At the same time, the school board transferred about 100 students from North Rowan to Salisbury, leaving North with about 500 fewer students than the county’s biggest school. East Rowan High had 1,238 students last school year. North Rowan had 715. North’s enrollment has since dropped another 37 students, Bass says.
“The biggest disappointment was we were dropping in enrollment,” he says.
That meant some changes when it came to academics. Before the enrollment cut, two or three instructors taught chemistry and history. Bass has reduced that staff to one teacher per subject, and he shuffled other teachers.

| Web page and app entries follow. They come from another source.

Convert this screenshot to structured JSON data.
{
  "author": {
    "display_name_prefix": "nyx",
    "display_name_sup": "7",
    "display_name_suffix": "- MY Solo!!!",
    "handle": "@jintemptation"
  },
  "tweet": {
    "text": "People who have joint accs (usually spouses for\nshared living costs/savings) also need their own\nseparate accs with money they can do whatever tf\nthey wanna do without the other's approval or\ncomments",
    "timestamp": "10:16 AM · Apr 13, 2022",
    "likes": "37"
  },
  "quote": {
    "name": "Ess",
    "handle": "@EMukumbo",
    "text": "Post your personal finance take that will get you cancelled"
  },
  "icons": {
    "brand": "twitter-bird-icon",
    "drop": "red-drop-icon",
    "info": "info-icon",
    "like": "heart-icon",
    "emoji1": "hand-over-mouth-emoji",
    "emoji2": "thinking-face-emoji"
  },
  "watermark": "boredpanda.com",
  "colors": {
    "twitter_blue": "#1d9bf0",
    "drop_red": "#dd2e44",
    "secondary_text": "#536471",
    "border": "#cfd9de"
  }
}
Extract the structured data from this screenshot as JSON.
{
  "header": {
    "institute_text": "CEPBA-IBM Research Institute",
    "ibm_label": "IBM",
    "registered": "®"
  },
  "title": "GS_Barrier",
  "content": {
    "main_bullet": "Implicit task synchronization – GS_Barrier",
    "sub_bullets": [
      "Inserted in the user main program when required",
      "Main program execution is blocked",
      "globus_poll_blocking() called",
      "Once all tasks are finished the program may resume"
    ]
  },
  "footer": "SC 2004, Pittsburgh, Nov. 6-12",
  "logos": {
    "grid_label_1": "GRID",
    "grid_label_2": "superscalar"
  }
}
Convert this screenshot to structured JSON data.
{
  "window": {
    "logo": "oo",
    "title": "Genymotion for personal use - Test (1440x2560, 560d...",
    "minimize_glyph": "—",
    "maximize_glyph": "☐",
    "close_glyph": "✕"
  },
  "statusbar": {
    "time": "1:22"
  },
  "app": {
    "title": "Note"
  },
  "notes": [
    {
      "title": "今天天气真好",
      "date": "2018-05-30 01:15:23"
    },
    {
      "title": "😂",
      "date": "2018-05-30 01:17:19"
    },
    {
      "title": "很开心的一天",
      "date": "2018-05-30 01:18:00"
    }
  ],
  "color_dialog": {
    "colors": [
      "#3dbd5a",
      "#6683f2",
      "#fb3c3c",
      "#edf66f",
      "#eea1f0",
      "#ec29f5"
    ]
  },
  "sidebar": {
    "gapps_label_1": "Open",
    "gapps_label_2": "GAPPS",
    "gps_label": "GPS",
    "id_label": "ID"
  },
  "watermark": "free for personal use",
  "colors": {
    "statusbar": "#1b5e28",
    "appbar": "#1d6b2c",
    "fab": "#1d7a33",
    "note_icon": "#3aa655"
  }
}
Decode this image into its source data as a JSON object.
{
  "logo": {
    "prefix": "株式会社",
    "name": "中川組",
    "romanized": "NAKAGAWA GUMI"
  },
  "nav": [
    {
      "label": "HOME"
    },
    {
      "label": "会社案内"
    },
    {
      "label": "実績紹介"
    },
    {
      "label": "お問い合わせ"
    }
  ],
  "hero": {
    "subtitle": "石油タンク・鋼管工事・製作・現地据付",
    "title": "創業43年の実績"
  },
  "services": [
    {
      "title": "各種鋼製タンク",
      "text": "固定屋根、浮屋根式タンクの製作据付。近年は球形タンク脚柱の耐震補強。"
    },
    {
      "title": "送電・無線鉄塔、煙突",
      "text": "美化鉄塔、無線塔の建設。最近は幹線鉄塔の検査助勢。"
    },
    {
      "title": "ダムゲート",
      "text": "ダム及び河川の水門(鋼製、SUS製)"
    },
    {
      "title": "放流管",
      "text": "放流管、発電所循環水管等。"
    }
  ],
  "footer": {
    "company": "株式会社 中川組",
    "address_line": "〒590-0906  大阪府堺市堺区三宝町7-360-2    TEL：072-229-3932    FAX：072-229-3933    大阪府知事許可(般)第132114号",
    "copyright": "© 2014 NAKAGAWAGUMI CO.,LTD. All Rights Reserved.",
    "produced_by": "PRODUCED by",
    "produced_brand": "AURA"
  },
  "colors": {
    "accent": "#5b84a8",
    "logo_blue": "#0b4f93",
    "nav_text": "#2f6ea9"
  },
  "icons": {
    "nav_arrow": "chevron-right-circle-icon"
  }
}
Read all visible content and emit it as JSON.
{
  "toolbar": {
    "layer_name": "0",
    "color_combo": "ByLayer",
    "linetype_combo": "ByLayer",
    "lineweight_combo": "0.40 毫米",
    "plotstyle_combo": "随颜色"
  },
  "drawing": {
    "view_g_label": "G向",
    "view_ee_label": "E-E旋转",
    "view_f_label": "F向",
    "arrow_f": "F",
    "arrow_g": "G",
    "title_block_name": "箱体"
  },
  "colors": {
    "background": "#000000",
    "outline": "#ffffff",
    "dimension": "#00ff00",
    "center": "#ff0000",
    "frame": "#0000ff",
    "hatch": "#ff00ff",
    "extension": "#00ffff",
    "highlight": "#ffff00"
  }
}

“Being small is great, don’t get me wrong,” Bass says. “But at the same time, I have to sometimes limit what I can offer based on my numbers. That’s taken some getting used to.”
School board members heard from parents and teachers last month who complained about the future of course offerings.
For example, North would likely have trouble offering classes like horticulture or agri-science, he says.
Students have the option of going to other schools for classes they can’t get at their own. They can also take classes online. But people see that as just another weakness.
The problem does not have an easy solution, Bass says. And now it’s reaching into an issue that really gets people talking ó sports.A long drive
House, the student who cleaned up nicely for a recent Dress for Success day, proudly wears his state championship ring.
North Rowan’s track team won the 2A title last year. As a student-athlete, House doesn’t want to drop to a 1A conference.
But starting in the 2009-2010 school year, low enrollment will put North in that division for at least two years.
That’s despite a projected increase in students next year, Bass says. He is expecting the school to have 753 students.
But no matter what, Corinne Mauldin says the drop to 1A isn’t just about athletics. Mauldin, president of the school’s PTA and mother of two North Rowan students, has taken a leadership role in asking the school board and county leaders for more support.
“That is a domino effect of the real problem,” not enough students, Mauldin says. “That is kind of the last straw that broke the camel’s back.”
Student-athletes will have to travel longer distances for games, sometimes more than 80 miles to Chatham County. High gas prices will likely keep many parents home, Mauldin says.
And being in a 1A conference could create a wider divide between North Rowan and the other high schools in the county.
“It separates us even further,” Mauldin says.
Marveo Stofford, an 18-year-old senior, is happy he spent his high school years at North Rowan. But he knows some people don’t think highly of his soon-to-be alma mater. “They think of it as negative,” he says.
Nikole Elkins, a junior, agrees.
“I think it has a bad reputation,” Elkins says. “It’s a pretty good school; it just has a bad reputation.”
Some students, like 16-year-old Brittany Owens, recognize the school’s academic shortcomings.
“We’re not academically there yet,” Owens says. “A lot of the kids here don’t care, really. I don’t think they do.”
But that’s likely the case at any school, Owens says.
As are discipline problems. But Bass says North Rowan gets more heat than other schools when a student gets in trouble. One “bad apple” fuels a negative image, he says.
Bass says North does not have more discipline problems than other Rowan schools. He knows because he talks to other principals.
House thinks North Rowan’s bad rap is unfair. To improve its reputation, he says the school needs more support from everyone and some good publicity.
“We’re good kids,” House says. “We do hard work, and we get good grades.”
Contact Sarah Nagem at 704-797-7683 or email@example.com.
What is the future of North Rowan High School?
Watch our video below.